Dataset entries:
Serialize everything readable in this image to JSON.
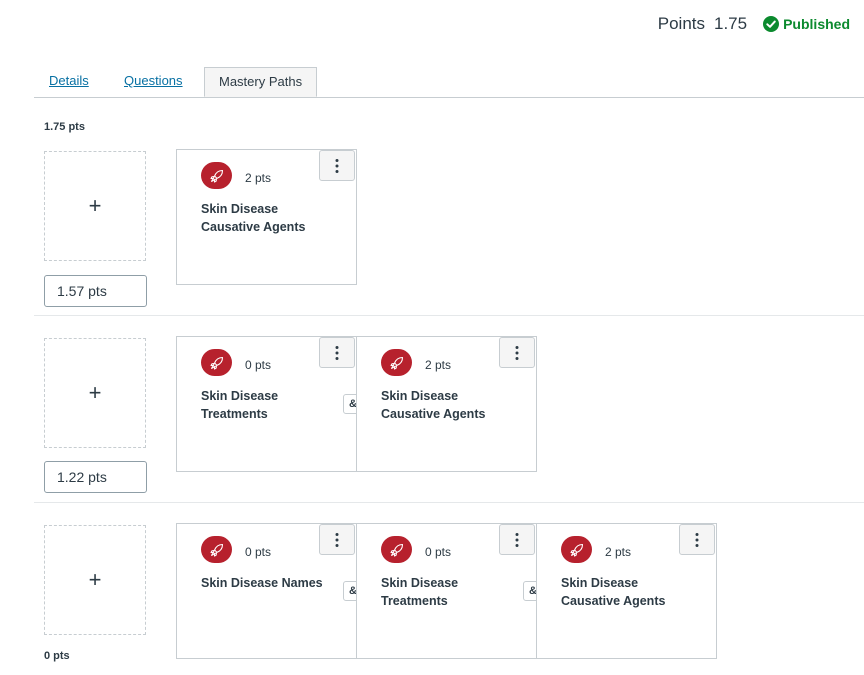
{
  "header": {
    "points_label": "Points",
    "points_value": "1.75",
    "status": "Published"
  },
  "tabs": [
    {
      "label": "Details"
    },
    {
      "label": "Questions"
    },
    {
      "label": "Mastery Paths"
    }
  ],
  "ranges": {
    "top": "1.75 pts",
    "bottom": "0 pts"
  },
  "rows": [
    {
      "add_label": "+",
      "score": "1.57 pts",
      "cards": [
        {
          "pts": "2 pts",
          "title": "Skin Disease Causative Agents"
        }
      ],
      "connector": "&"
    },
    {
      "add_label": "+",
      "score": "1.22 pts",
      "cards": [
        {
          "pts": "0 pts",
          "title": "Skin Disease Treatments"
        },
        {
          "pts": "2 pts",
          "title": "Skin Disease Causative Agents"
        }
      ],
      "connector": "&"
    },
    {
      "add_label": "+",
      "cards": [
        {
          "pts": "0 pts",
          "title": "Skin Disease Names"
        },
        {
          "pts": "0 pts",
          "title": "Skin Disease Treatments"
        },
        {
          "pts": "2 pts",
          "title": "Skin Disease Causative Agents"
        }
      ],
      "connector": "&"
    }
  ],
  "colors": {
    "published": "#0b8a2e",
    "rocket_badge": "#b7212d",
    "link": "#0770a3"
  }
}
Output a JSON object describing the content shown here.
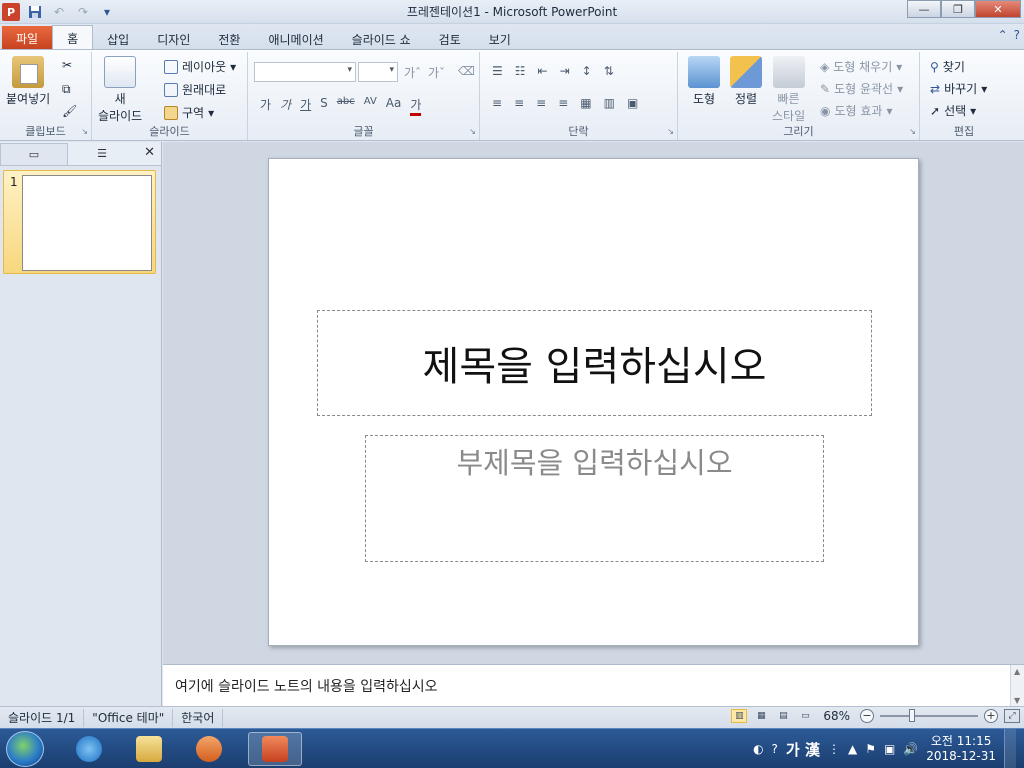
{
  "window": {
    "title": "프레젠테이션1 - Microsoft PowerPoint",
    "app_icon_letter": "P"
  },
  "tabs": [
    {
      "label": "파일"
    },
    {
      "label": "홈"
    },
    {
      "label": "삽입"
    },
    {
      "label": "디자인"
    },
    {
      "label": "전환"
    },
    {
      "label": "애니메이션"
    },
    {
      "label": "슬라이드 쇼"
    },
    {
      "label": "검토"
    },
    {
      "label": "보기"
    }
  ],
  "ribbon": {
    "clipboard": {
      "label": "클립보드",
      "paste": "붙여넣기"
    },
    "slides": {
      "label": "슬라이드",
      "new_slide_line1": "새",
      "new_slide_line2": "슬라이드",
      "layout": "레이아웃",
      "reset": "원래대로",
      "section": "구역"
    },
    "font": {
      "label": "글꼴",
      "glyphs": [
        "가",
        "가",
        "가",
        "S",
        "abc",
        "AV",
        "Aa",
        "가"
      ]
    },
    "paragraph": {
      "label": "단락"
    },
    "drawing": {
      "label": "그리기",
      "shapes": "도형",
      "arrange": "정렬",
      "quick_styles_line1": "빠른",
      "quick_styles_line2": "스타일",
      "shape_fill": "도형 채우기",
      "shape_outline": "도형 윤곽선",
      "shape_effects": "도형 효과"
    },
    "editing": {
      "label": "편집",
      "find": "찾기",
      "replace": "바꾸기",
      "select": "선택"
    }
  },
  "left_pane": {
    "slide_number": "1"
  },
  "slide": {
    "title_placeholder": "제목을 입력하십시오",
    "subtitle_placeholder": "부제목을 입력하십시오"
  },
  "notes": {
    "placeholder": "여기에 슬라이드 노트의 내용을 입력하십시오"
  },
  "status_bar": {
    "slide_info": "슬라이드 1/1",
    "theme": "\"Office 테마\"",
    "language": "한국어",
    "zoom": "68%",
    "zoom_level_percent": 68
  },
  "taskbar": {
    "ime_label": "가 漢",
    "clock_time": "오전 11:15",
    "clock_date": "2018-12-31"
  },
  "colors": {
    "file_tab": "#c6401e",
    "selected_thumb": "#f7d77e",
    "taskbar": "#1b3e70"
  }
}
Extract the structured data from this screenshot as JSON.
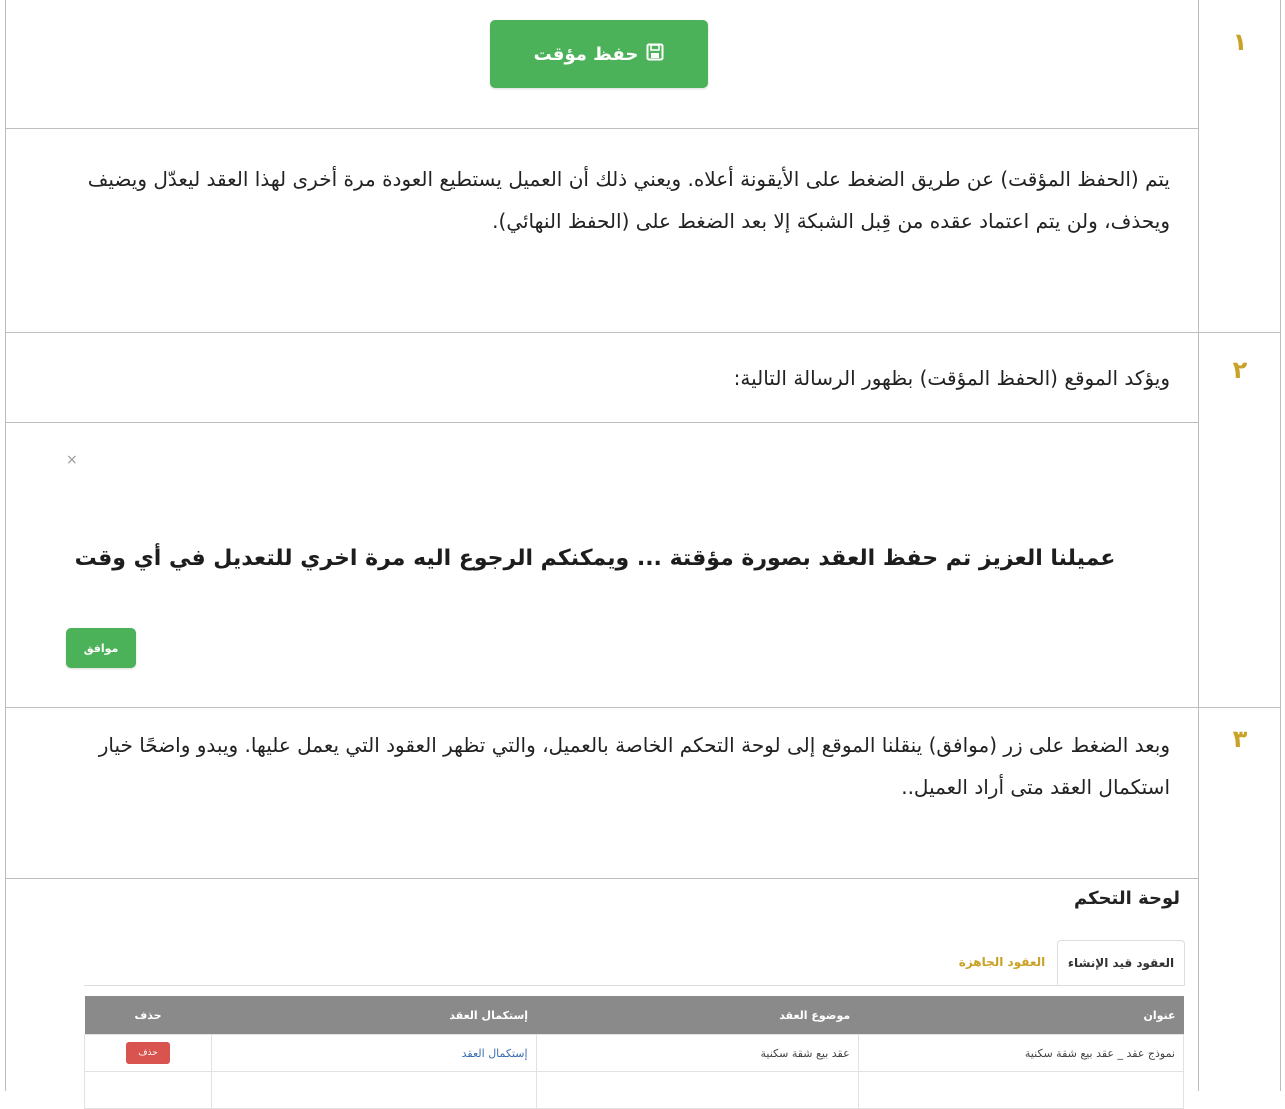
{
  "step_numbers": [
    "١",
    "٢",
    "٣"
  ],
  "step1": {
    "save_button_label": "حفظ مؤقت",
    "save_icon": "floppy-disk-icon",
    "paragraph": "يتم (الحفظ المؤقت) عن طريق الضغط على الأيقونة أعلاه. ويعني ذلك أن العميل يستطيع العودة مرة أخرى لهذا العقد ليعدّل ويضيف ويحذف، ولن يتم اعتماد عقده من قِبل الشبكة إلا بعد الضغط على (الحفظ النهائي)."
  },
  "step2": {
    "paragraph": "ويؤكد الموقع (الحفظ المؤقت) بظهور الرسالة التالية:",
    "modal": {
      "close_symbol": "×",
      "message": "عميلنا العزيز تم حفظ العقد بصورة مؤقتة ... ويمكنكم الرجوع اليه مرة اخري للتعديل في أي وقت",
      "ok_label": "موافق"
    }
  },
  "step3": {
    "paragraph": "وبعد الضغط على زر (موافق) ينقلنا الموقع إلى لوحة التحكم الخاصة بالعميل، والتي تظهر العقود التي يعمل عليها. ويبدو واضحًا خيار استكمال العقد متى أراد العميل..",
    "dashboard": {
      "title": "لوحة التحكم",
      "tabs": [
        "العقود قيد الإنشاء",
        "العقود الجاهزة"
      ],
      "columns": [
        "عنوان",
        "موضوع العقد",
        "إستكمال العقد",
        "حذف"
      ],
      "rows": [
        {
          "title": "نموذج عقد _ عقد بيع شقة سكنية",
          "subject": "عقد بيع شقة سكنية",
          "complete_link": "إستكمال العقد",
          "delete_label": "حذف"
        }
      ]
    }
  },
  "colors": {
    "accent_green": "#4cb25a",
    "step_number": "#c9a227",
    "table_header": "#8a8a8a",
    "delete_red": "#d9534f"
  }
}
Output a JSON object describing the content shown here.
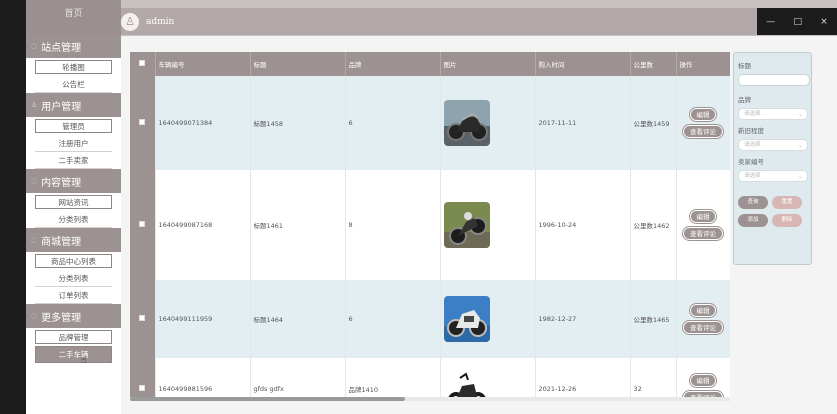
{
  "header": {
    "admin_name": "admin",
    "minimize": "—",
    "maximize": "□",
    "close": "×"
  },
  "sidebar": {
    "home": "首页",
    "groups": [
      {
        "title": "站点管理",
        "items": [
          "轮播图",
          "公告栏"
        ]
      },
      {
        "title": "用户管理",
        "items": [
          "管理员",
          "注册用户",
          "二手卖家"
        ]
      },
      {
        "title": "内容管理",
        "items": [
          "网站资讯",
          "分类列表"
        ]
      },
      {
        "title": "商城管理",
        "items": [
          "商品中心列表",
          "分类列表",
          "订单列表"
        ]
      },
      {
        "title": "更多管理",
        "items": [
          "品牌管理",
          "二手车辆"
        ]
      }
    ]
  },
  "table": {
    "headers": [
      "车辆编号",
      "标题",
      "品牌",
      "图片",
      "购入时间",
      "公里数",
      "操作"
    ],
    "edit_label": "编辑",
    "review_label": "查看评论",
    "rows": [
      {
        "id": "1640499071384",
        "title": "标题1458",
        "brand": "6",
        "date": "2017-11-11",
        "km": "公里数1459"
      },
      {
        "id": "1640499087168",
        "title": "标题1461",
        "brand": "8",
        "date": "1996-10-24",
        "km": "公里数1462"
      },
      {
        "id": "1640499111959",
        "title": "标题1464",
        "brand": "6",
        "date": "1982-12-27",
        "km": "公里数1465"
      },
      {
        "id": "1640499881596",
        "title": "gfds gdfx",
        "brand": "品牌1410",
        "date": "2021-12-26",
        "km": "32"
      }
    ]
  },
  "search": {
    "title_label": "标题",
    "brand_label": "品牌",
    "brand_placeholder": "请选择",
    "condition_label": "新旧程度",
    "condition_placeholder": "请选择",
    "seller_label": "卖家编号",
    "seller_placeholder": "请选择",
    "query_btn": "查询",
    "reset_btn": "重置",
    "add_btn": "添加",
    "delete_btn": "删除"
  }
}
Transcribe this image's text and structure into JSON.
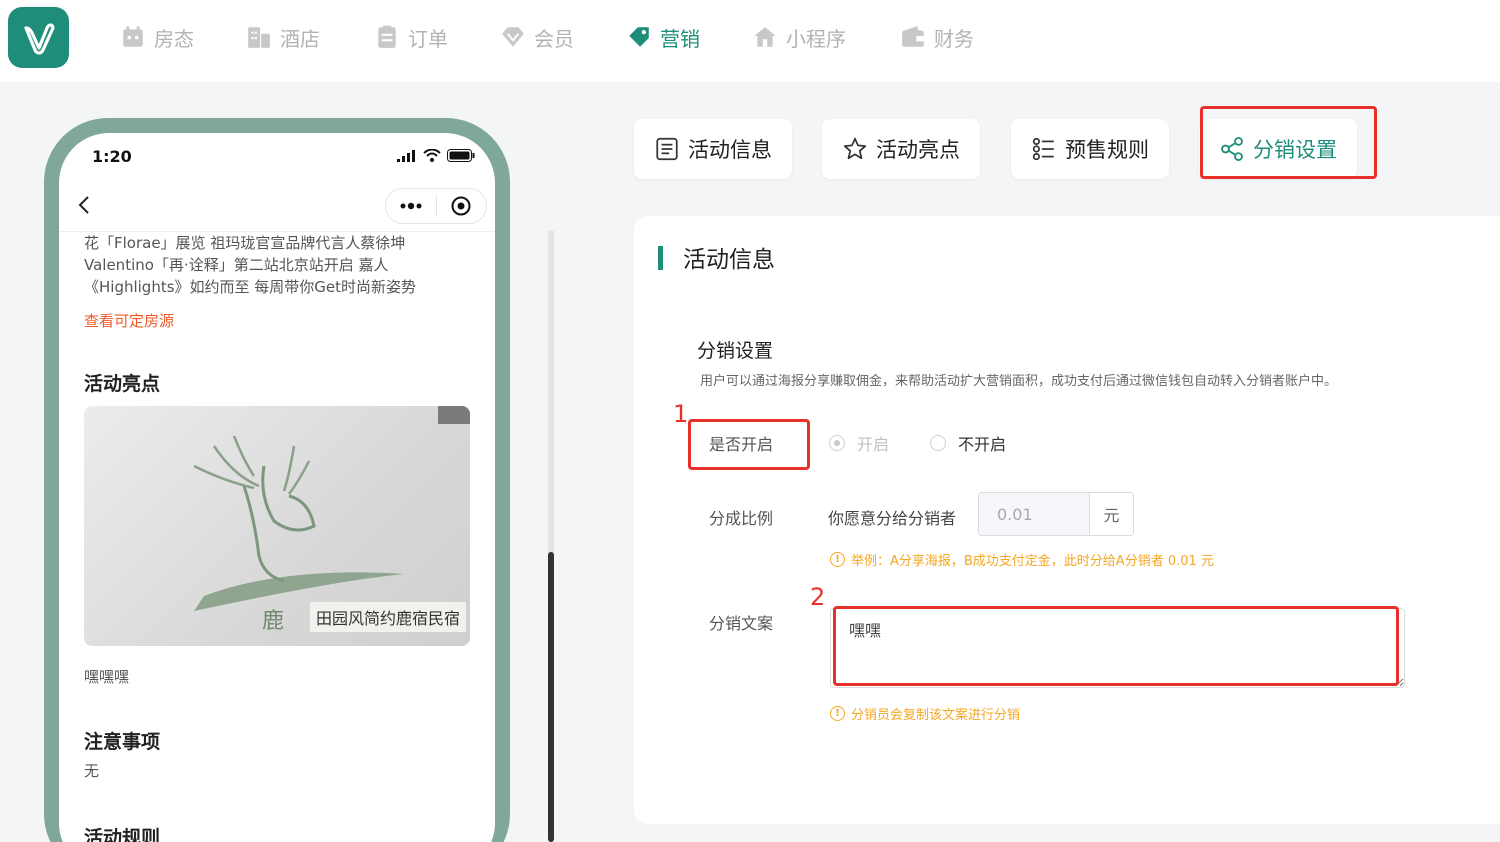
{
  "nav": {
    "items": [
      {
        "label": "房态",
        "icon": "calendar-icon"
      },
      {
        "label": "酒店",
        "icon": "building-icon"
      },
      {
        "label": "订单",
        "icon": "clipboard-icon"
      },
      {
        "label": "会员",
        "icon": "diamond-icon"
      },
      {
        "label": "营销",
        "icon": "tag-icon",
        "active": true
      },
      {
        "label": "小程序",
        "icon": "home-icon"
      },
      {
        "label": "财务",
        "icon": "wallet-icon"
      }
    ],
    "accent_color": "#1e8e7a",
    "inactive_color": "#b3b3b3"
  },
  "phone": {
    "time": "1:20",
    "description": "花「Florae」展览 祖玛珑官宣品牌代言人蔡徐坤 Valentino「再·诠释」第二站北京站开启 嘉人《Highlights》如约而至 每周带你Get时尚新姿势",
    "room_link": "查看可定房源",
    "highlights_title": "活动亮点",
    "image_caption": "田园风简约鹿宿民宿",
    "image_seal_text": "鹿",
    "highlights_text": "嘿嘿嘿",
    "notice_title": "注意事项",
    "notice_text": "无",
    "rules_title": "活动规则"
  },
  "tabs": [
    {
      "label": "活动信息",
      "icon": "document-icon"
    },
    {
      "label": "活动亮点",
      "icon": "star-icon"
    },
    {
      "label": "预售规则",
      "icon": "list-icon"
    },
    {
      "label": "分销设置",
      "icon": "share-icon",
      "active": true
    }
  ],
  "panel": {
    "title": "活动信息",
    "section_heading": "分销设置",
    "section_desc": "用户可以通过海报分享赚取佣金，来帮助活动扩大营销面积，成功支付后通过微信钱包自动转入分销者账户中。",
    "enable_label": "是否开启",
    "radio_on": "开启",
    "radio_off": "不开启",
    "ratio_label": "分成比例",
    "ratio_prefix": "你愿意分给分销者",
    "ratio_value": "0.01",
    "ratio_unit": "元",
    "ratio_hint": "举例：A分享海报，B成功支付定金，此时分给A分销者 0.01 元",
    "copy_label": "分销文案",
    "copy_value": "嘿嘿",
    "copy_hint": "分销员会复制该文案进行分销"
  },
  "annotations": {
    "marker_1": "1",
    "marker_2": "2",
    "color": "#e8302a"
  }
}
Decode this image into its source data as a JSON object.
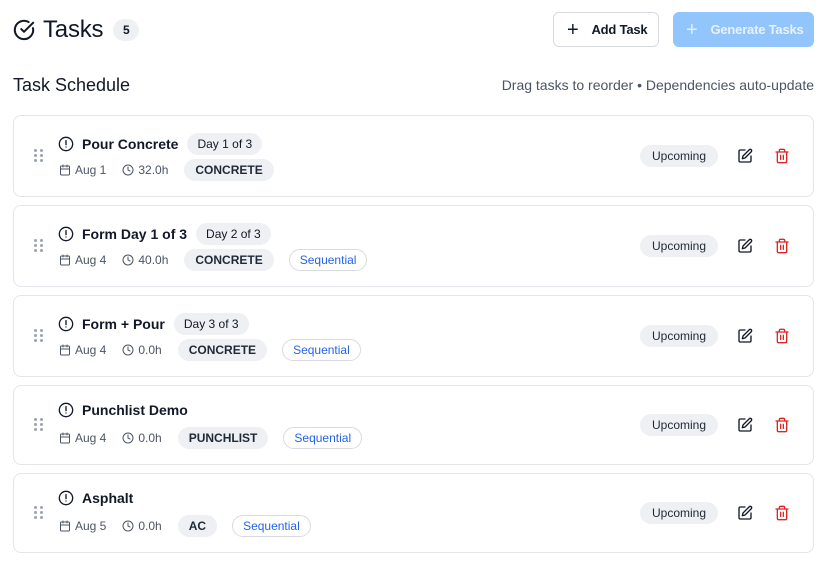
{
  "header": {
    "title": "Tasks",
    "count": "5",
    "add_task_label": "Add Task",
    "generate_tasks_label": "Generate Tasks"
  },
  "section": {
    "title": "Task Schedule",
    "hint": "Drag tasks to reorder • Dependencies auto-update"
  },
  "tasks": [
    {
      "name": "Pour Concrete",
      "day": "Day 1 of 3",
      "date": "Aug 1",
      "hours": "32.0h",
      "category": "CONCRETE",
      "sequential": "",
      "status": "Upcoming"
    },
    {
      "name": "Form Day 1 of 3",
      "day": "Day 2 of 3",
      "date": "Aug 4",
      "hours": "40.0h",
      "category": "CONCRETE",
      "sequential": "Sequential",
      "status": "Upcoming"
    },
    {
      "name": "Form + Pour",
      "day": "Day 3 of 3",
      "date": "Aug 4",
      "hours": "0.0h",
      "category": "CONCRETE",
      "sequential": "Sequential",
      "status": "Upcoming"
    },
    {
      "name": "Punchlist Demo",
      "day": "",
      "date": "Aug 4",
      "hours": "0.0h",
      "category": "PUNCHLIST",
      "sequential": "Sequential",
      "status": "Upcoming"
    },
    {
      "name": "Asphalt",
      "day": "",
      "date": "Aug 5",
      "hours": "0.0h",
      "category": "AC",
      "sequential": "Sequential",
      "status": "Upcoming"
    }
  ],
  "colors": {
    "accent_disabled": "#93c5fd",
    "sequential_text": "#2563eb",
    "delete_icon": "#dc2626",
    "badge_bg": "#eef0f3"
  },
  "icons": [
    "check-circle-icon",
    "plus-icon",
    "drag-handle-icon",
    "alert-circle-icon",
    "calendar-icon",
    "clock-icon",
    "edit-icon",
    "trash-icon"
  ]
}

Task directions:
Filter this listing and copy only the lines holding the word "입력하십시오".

Written solution:
    "title_placeholder": "제목을 입력하십시오",
    "subtitle_placeholder": "부제목을 입력하십시오"
    "placeholder": "여기에 슬라이드 노트의 내용을 입력하십시오"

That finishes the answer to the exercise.